• **TASK DIRECTIONS**
The reply should consist of one number, which is how many lines in the material below contain "процессов".

• **SUPPLIED ENTRIES**
***

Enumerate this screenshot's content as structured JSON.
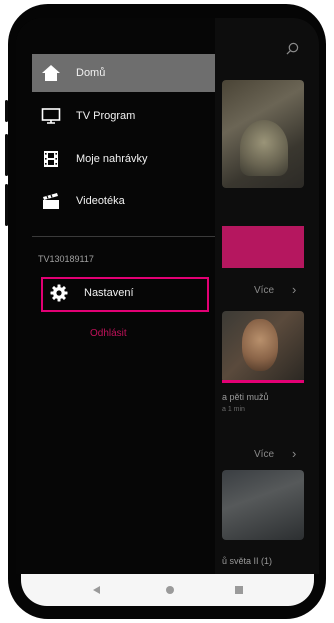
{
  "drawer": {
    "items": [
      {
        "label": "Domů",
        "icon": "home-icon"
      },
      {
        "label": "TV Program",
        "icon": "tv-icon"
      },
      {
        "label": "Moje nahrávky",
        "icon": "film-icon"
      },
      {
        "label": "Videotéka",
        "icon": "clapperboard-icon"
      }
    ],
    "device_id": "TV130189117",
    "settings_label": "Nastavení",
    "logout_label": "Odhlásit"
  },
  "background": {
    "more_label_1": "Více",
    "more_label_2": "Více",
    "title_1": "a pěti mužů",
    "meta_1": "a 1 min",
    "title_2": "ů světa II (1)"
  },
  "colors": {
    "accent": "#e20074",
    "active_item": "#6e6e6e",
    "logout": "#c0125a"
  }
}
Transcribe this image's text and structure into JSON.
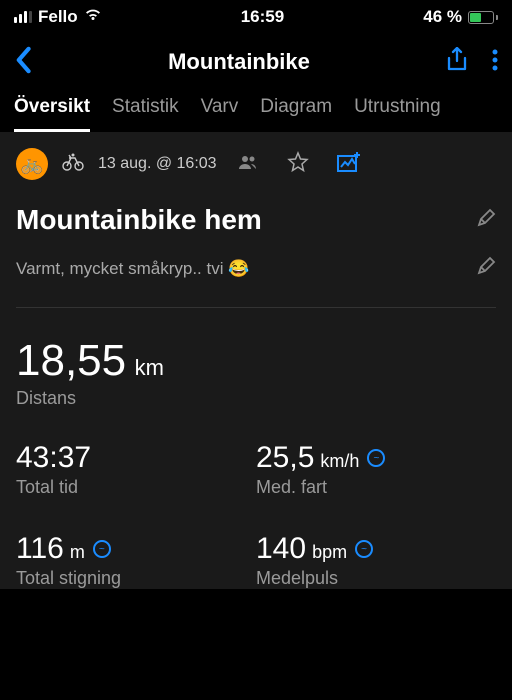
{
  "status": {
    "carrier": "Fello",
    "time": "16:59",
    "battery_pct": "46 %"
  },
  "header": {
    "title": "Mountainbike"
  },
  "tabs": [
    {
      "label": "Översikt",
      "active": true
    },
    {
      "label": "Statistik",
      "active": false
    },
    {
      "label": "Varv",
      "active": false
    },
    {
      "label": "Diagram",
      "active": false
    },
    {
      "label": "Utrustning",
      "active": false
    }
  ],
  "activity": {
    "sport_emoji": "🚲",
    "datetime": "13 aug. @ 16:03",
    "title": "Mountainbike hem",
    "note": "Varmt, mycket småkryp.. tvi 😂"
  },
  "stats": {
    "distance": {
      "value": "18,55",
      "unit": "km",
      "label": "Distans"
    },
    "total_time": {
      "value": "43:37",
      "label": "Total tid"
    },
    "avg_speed": {
      "value": "25,5",
      "unit": "km/h",
      "label": "Med. fart"
    },
    "elevation": {
      "value": "116",
      "unit": "m",
      "label": "Total stigning"
    },
    "avg_hr": {
      "value": "140",
      "unit": "bpm",
      "label": "Medelpuls"
    }
  }
}
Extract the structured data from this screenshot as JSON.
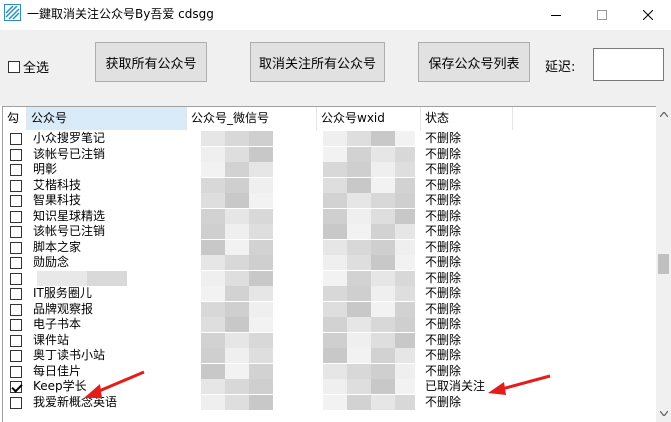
{
  "window": {
    "title": "一鍵取消关注公众号By吾爱 cdsgg",
    "accent": "#e31c1c"
  },
  "toolbar": {
    "select_all_label": "全选",
    "fetch_button": "获取所有公众号",
    "unfollow_button": "取消关注所有公众号",
    "save_button": "保存公众号列表",
    "delay_label": "延迟:",
    "delay_value": ""
  },
  "grid": {
    "columns": {
      "check": "勾",
      "name": "公众号",
      "wechat_id": "公众号_微信号",
      "wxid": "公众号wxid",
      "status": "状态"
    },
    "rows": [
      {
        "checked": false,
        "name": "小众搜罗笔记",
        "status": "不删除"
      },
      {
        "checked": false,
        "name": "该帐号已注销",
        "status": "不删除"
      },
      {
        "checked": false,
        "name": "明彰",
        "status": "不删除"
      },
      {
        "checked": false,
        "name": "艾楷科技",
        "status": "不删除"
      },
      {
        "checked": false,
        "name": "智果科技",
        "status": "不删除"
      },
      {
        "checked": false,
        "name": "知识星球精选",
        "status": "不删除"
      },
      {
        "checked": false,
        "name": "该帐号已注销",
        "status": "不删除"
      },
      {
        "checked": false,
        "name": "脚本之家",
        "status": "不删除"
      },
      {
        "checked": false,
        "name": "勋励念",
        "status": "不删除"
      },
      {
        "checked": false,
        "name": "",
        "status": "不删除"
      },
      {
        "checked": false,
        "name": "IT服务圈儿",
        "status": "不删除"
      },
      {
        "checked": false,
        "name": "品牌观察报",
        "status": "不删除"
      },
      {
        "checked": false,
        "name": "电子书本",
        "status": "不删除"
      },
      {
        "checked": false,
        "name": "课件站",
        "status": "不删除"
      },
      {
        "checked": false,
        "name": "奥丁读书小站",
        "status": "不删除"
      },
      {
        "checked": false,
        "name": "每日佳片",
        "status": "不删除"
      },
      {
        "checked": true,
        "name": "Keep学长",
        "status": "已取消关注"
      },
      {
        "checked": false,
        "name": "我爱新概念英语",
        "status": "不删除"
      }
    ]
  }
}
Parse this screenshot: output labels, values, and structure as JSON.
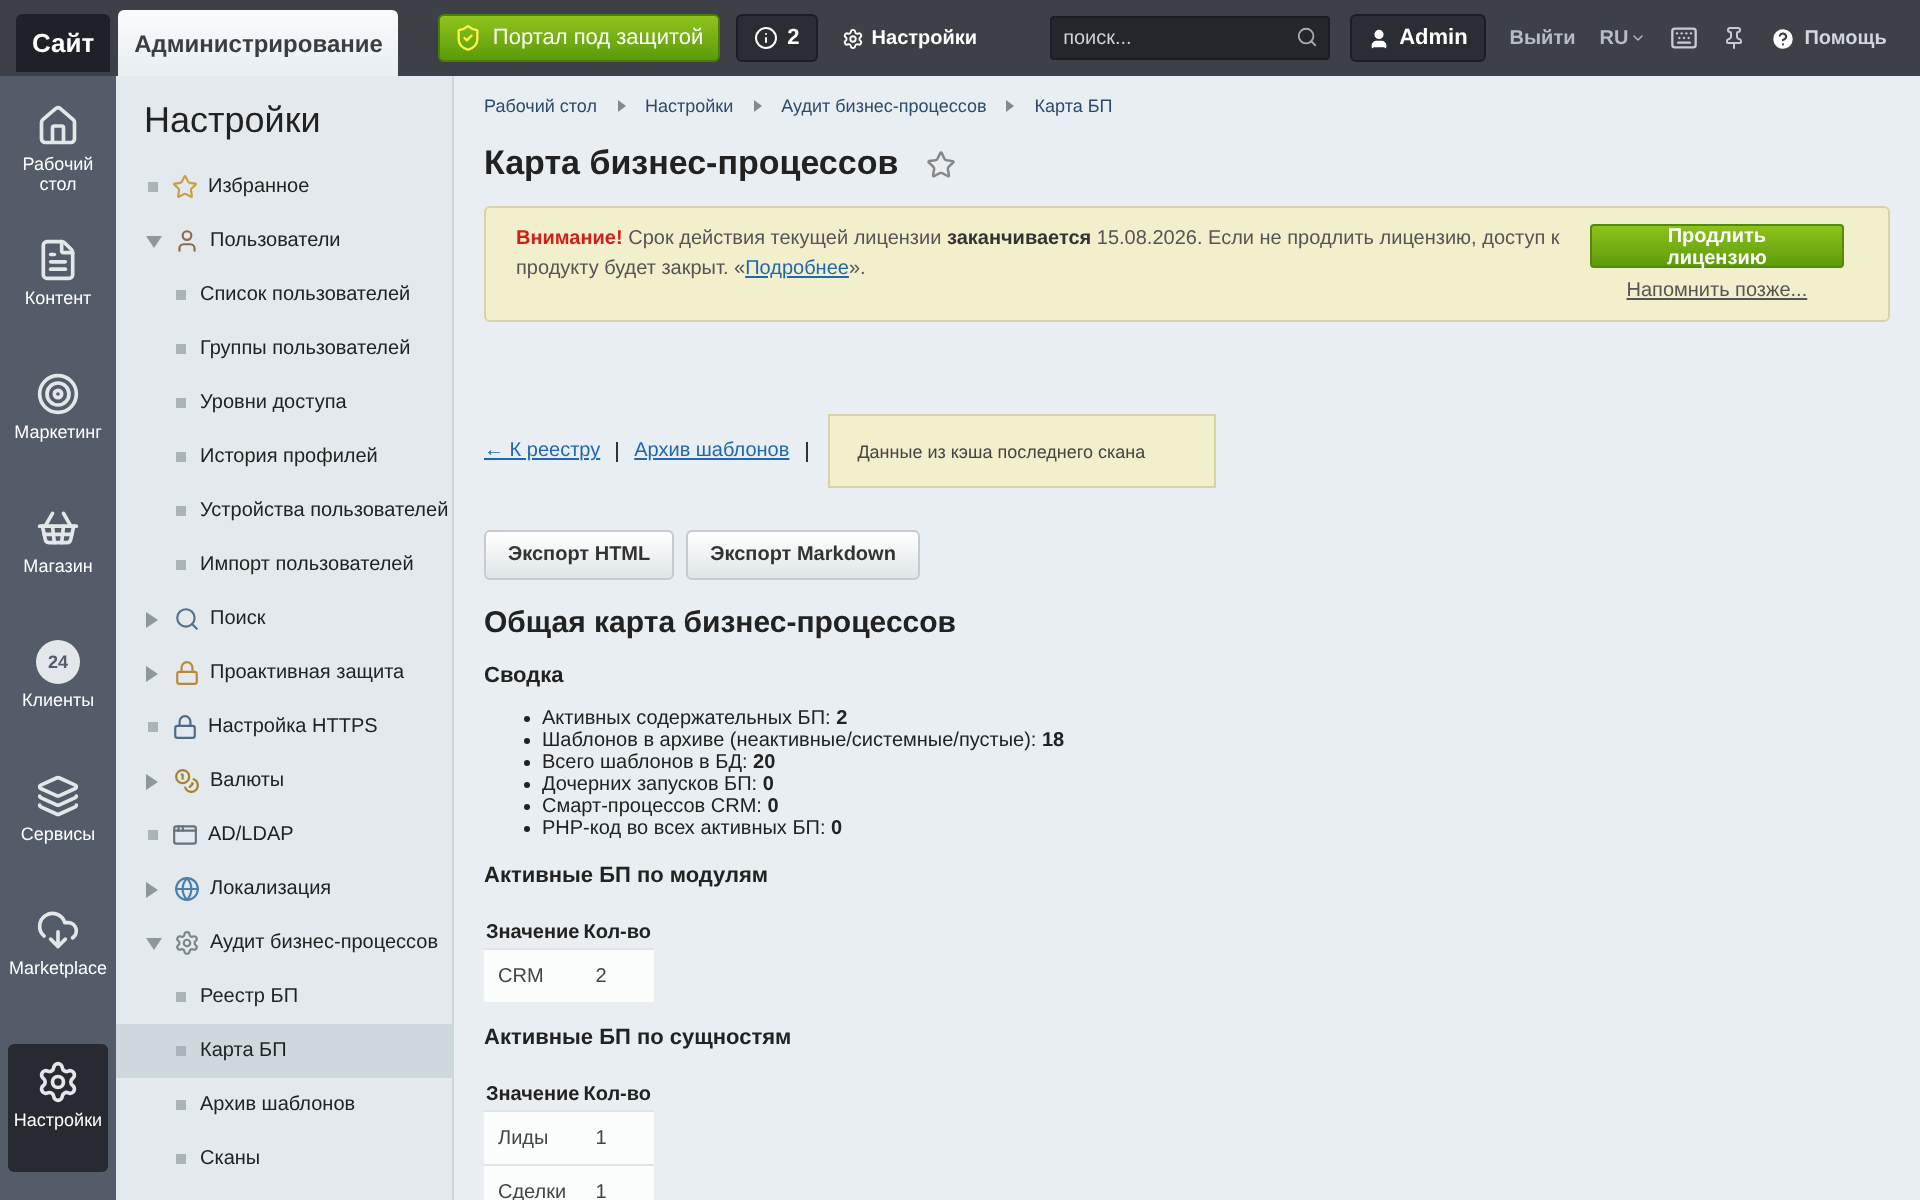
{
  "topbar": {
    "tabs": [
      {
        "label": "Сайт",
        "selected": false
      },
      {
        "label": "Администрирование",
        "selected": true
      }
    ],
    "security_button": "Портал под защитой",
    "notifications": "2",
    "settings": "Настройки",
    "search": {
      "placeholder": "поиск..."
    },
    "user": "Admin",
    "logout": "Выйти",
    "language": "RU",
    "help": "Помощь"
  },
  "rail": [
    {
      "label": "Рабочий стол",
      "selected": false
    },
    {
      "label": "Контент",
      "selected": false
    },
    {
      "label": "Маркетинг",
      "selected": false
    },
    {
      "label": "Магазин",
      "selected": false
    },
    {
      "label": "Клиенты",
      "badge": "24",
      "selected": false
    },
    {
      "label": "Сервисы",
      "selected": false
    },
    {
      "label": "Marketplace",
      "selected": false
    },
    {
      "label": "Настройки",
      "selected": true
    }
  ],
  "sidebar": {
    "title": "Настройки",
    "items": [
      {
        "label": "Избранное",
        "kind": "link",
        "selected": false
      },
      {
        "label": "Пользователи",
        "kind": "group",
        "expanded": true,
        "selected": false,
        "children": [
          {
            "label": "Список пользователей",
            "selected": false
          },
          {
            "label": "Группы пользователей",
            "selected": false
          },
          {
            "label": "Уровни доступа",
            "selected": false
          },
          {
            "label": "История профилей",
            "selected": false
          },
          {
            "label": "Устройства пользователей",
            "selected": false
          },
          {
            "label": "Импорт пользователей",
            "selected": false
          }
        ]
      },
      {
        "label": "Поиск",
        "kind": "group",
        "expanded": false,
        "selected": false
      },
      {
        "label": "Проактивная защита",
        "kind": "group",
        "expanded": false,
        "selected": false
      },
      {
        "label": "Настройка HTTPS",
        "kind": "link",
        "selected": false
      },
      {
        "label": "Валюты",
        "kind": "group",
        "expanded": false,
        "selected": false
      },
      {
        "label": "AD/LDAP",
        "kind": "link",
        "selected": false
      },
      {
        "label": "Локализация",
        "kind": "group",
        "expanded": false,
        "selected": false
      },
      {
        "label": "Аудит бизнес-процессов",
        "kind": "group",
        "expanded": true,
        "selected": false,
        "children": [
          {
            "label": "Реестр БП",
            "selected": false
          },
          {
            "label": "Карта БП",
            "selected": true
          },
          {
            "label": "Архив шаблонов",
            "selected": false
          },
          {
            "label": "Сканы",
            "selected": false
          }
        ]
      }
    ]
  },
  "breadcrumbs": [
    "Рабочий стол",
    "Настройки",
    "Аудит бизнес-процессов",
    "Карта БП"
  ],
  "page_title": "Карта бизнес-процессов",
  "notice": {
    "text_before": "**Внимание!** Срок действия текущей лицензии **заканчивается** 15.08.2026. Если не продлить лицензию, доступ к продукту будет закрыт. «",
    "link": "Подробнее",
    "text_after": "».",
    "button": "Продлить лицензию",
    "remind": "Напомнить позже..."
  },
  "nav_links": [
    "← К реестру",
    "Архив шаблонов"
  ],
  "cache_note": "Данные из кэша последнего скана",
  "export_buttons": [
    "Экспорт HTML",
    "Экспорт Markdown"
  ],
  "heading": "Общая карта бизнес-процессов",
  "summary": {
    "title": "Сводка",
    "items": [
      "Активных содержательных БП: **2**",
      "Шаблонов в архиве (неактивные/системные/пустые): **18**",
      "Всего шаблонов в БД: **20**",
      "Дочерних запусков БП: **0**",
      "Смарт-процессов CRM: **0**",
      "PHP-код во всех активных БП: **0**"
    ]
  },
  "tables": [
    {
      "title": "Активные БП по модулям",
      "columns": [
        "Значение",
        "Кол-во"
      ],
      "rows": [
        [
          "CRM",
          "2"
        ]
      ]
    },
    {
      "title": "Активные БП по сущностям",
      "columns": [
        "Значение",
        "Кол-во"
      ],
      "rows": [
        [
          "Лиды",
          "1"
        ],
        [
          "Сделки",
          "1"
        ]
      ]
    }
  ]
}
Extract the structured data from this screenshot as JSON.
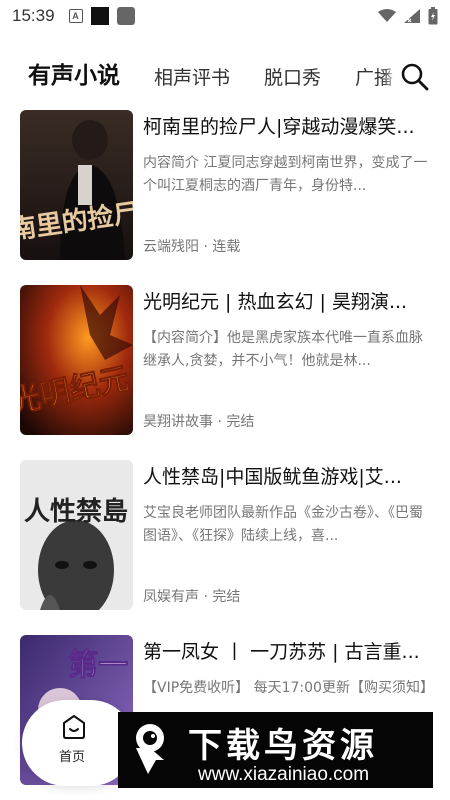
{
  "status_bar": {
    "time": "15:39",
    "a_badge": "A"
  },
  "tabs": [
    {
      "label": "有声小说",
      "active": true
    },
    {
      "label": "相声评书",
      "active": false
    },
    {
      "label": "脱口秀",
      "active": false
    },
    {
      "label": "广播",
      "active": false
    }
  ],
  "books": [
    {
      "title": "柯南里的捡尸人|穿越动漫爆笑...",
      "desc": "内容简介 江夏同志穿越到柯南世界，变成了一个叫江夏桐志的酒厂青年，身份特...",
      "author": "云端残阳",
      "status": "连载",
      "cover_text": "柯南里的捡尸人"
    },
    {
      "title": "光明纪元 | 热血玄幻 | 昊翔演...",
      "desc": "【内容简介】他是黑虎家族本代唯一直系血脉继承人,贪婪，并不小气！他就是林...",
      "author": "昊翔讲故事",
      "status": "完结",
      "cover_text": "光明纪元"
    },
    {
      "title": "人性禁岛|中国版鱿鱼游戏|艾...",
      "desc": "艾宝良老师团队最新作品《金沙古卷》、《巴蜀图语》、《狂探》陆续上线，喜...",
      "author": "凤娱有声",
      "status": "完结",
      "cover_text": "人性禁島"
    },
    {
      "title": "第一凤女 丨 一刀苏苏 | 古言重...",
      "desc": "【VIP免费收听】 每天17:00更新【购买须知】",
      "author": "",
      "status": "",
      "cover_text": "第一"
    }
  ],
  "meta_separator": "·",
  "bottom_nav": {
    "home_label": "首页"
  },
  "watermark": {
    "title": "下载鸟资源",
    "url": "www.xiazainiao.com"
  },
  "colors": {
    "text_primary": "#111111",
    "text_secondary": "#777777",
    "background": "#ffffff"
  }
}
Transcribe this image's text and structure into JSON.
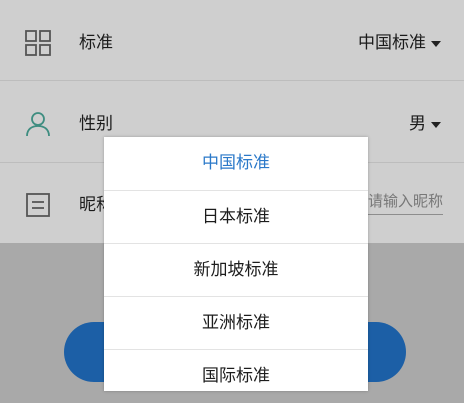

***

• **RESPONSE**
5